• _Problem to solve_
Retype the entries exactly. Include every line.
╭──
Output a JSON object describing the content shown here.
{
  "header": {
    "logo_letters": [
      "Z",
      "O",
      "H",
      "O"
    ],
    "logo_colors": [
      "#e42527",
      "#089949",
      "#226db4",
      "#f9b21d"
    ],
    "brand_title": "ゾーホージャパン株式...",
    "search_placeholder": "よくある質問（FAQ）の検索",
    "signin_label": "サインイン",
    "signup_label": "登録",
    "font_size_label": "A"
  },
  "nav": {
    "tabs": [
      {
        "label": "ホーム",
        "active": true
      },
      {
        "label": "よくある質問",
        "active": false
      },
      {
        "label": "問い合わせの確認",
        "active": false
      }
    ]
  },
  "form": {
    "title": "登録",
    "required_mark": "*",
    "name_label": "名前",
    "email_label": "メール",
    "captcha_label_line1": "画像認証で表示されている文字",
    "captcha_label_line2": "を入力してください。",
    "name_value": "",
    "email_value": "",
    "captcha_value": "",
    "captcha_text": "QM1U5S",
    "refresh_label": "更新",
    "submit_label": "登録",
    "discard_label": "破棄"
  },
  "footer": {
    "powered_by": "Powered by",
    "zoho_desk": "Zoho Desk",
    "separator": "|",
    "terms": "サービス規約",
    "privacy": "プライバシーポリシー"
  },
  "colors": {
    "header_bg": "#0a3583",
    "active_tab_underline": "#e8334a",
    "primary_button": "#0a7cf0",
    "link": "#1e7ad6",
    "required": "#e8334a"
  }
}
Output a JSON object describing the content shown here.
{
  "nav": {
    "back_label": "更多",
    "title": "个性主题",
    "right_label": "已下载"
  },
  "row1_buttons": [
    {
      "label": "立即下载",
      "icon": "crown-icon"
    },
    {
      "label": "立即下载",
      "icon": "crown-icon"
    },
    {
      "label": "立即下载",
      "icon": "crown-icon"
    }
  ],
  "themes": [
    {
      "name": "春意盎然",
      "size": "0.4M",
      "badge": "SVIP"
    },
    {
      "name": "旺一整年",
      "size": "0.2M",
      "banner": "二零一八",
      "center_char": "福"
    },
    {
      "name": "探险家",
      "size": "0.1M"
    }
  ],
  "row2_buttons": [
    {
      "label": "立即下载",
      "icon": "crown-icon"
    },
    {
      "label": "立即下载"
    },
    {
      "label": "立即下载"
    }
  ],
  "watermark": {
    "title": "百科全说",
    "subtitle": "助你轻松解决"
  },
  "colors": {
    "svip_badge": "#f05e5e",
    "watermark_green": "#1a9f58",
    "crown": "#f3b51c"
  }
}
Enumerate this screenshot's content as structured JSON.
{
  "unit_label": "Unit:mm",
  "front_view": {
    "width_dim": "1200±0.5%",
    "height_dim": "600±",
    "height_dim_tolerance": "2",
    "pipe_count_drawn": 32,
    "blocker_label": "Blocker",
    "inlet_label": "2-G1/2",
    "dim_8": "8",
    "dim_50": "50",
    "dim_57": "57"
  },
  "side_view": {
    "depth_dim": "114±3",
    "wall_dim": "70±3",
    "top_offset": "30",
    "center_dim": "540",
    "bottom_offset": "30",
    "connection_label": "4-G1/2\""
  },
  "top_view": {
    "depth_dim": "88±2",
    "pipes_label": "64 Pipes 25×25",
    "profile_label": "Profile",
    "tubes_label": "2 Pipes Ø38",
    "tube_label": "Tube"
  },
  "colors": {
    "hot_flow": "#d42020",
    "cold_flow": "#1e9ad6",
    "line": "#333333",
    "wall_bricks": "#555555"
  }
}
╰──
• _Answer space_
Output a JSON object describing the content shown here.
{
  "header": {
    "logo_letters": [
      "Z",
      "O",
      "H",
      "O"
    ],
    "logo_colors": [
      "#e42527",
      "#089949",
      "#226db4",
      "#f9b21d"
    ],
    "brand_title": "ゾーホージャパン株式...",
    "search_placeholder": "よくある質問（FAQ）の検索",
    "signin_label": "サインイン",
    "signup_label": "登録",
    "font_size_label": "A"
  },
  "nav": {
    "tabs": [
      {
        "label": "ホーム",
        "active": true
      },
      {
        "label": "よくある質問",
        "active": false
      },
      {
        "label": "問い合わせの確認",
        "active": false
      }
    ]
  },
  "form": {
    "title": "登録",
    "required_mark": "*",
    "name_label": "名前",
    "email_label": "メール",
    "captcha_label_line1": "画像認証で表示されている文字",
    "captcha_label_line2": "を入力してください。",
    "name_value": "",
    "email_value": "",
    "captcha_value": "",
    "captcha_text": "QM1U5S",
    "refresh_label": "更新",
    "submit_label": "登録",
    "discard_label": "破棄"
  },
  "footer": {
    "powered_by": "Powered by",
    "zoho_desk": "Zoho Desk",
    "separator": "|",
    "terms": "サービス規約",
    "privacy": "プライバシーポリシー"
  },
  "colors": {
    "header_bg": "#0a3583",
    "active_tab_underline": "#e8334a",
    "primary_button": "#0a7cf0",
    "link": "#1e7ad6",
    "required": "#e8334a"
  }
}
Output a JSON object describing the content shown here.
{
  "nav": {
    "back_label": "更多",
    "title": "个性主题",
    "right_label": "已下载"
  },
  "row1_buttons": [
    {
      "label": "立即下载",
      "icon": "crown-icon"
    },
    {
      "label": "立即下载",
      "icon": "crown-icon"
    },
    {
      "label": "立即下载",
      "icon": "crown-icon"
    }
  ],
  "themes": [
    {
      "name": "春意盎然",
      "size": "0.4M",
      "badge": "SVIP"
    },
    {
      "name": "旺一整年",
      "size": "0.2M",
      "banner": "二零一八",
      "center_char": "福"
    },
    {
      "name": "探险家",
      "size": "0.1M"
    }
  ],
  "row2_buttons": [
    {
      "label": "立即下载",
      "icon": "crown-icon"
    },
    {
      "label": "立即下载"
    },
    {
      "label": "立即下载"
    }
  ],
  "watermark": {
    "title": "百科全说",
    "subtitle": "助你轻松解决"
  },
  "colors": {
    "svip_badge": "#f05e5e",
    "watermark_green": "#1a9f58",
    "crown": "#f3b51c"
  }
}
Enumerate this screenshot's content as structured JSON.
{
  "unit_label": "Unit:mm",
  "front_view": {
    "width_dim": "1200±0.5%",
    "height_dim": "600±",
    "height_dim_tolerance": "2",
    "pipe_count_drawn": 32,
    "blocker_label": "Blocker",
    "inlet_label": "2-G1/2",
    "dim_8": "8",
    "dim_50": "50",
    "dim_57": "57"
  },
  "side_view": {
    "depth_dim": "114±3",
    "wall_dim": "70±3",
    "top_offset": "30",
    "center_dim": "540",
    "bottom_offset": "30",
    "connection_label": "4-G1/2\""
  },
  "top_view": {
    "depth_dim": "88±2",
    "pipes_label": "64 Pipes 25×25",
    "profile_label": "Profile",
    "tubes_label": "2 Pipes Ø38",
    "tube_label": "Tube"
  },
  "colors": {
    "hot_flow": "#d42020",
    "cold_flow": "#1e9ad6",
    "line": "#333333",
    "wall_bricks": "#555555"
  }
}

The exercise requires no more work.